As Tom Selleck winds down another TV season as a police commissioner, he maintains hope of playing a certain police chief again.
The late novelist Robert B. Parker’s character Jesse Stone gave the Emmy-winning actor an eight-film run on CBS, but it’s been two years since the last one. With Selleck ending Season 4 of the network’s drama series “Blue Bloods” Friday (May 9), it’s the traditional time when he would film another tale about Stone, a personally troubled lawman in fictional Paradise, Mass.
Also an executive producer and frequent writer on those mysteries, Selleck was able to build a repertory company that included such co-stars as Kathy Baker, William Devane, Viola Davis and Saul Rubinek. In Selleck’s view, the fat lady hasn’t sung yet on “Stone.”
“I hear about it all the time,” he tells Zap2it. “I can safely say, and this is not biting the hand that feeds me, that CBS isn’t interested in doing another one. I don’t know why, based on the performance of No. 8 (‘Jesse Stone: Benefit of the Doubt’); we averaged 14 or 15 million viewers.
“I don’t think the character has run out,” adds Selleck. “It’s all about him, so the potential stories are endless. We’re looking at other venues for it … and I’m very proud that there’s a DVD box set where you get a free PPD (Paradise Police Department) hat!
“After the first one, I was having lunch with my boss at Sony (Pictures Television, the studio behind the movies) and she said, ‘Do you think we’ll get a second one?’ I said, ‘Someday, you’re going to come to me and show me a boxed set with about eight of them.’ And she said, ‘Oh, please.’ And now, we have it.”

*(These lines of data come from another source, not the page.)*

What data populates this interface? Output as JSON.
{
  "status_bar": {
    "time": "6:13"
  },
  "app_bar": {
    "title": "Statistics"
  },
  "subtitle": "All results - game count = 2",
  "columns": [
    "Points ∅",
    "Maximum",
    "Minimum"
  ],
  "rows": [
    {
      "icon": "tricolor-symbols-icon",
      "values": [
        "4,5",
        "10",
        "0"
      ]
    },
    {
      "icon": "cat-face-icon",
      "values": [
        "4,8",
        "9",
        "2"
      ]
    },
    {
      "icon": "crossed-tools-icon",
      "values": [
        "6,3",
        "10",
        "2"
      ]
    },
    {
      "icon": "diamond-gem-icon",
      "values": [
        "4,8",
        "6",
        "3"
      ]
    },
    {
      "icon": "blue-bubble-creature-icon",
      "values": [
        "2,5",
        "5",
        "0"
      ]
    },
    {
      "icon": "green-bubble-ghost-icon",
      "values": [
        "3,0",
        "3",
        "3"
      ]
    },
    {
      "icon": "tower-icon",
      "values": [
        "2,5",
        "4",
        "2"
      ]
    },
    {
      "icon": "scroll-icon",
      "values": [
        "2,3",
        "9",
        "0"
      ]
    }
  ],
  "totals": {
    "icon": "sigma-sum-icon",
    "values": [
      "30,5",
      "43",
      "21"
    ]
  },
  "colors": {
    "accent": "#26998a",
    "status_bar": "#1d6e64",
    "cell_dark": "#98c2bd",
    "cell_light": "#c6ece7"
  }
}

Hallmark Channel has repeated the existing “Jesse Stone” mysteries, so that might be an outlet where the franchise could continue. “The trick is this,” Selleck explains. “I could probably sell it somewhere for the same amount of money, but the show might not have the same amount of money [in budget terms].
“We did each subsequent one for less money than we had for the first, which is just the way things go, but the production value held up. The weeks they’ve come out on video, the ‘Jesse Stones’ have competed in sales with major motion pictures — without any promotion — and that’s because they look like movies.”
Selleck concludes, “The real question, ethically and artistically, is whether we can do something with less money that doesn’t look like we’re doing something on the cheap. Obviously, the franchise is near and dear to me, and I don’t want to sell it out. We’ll see.”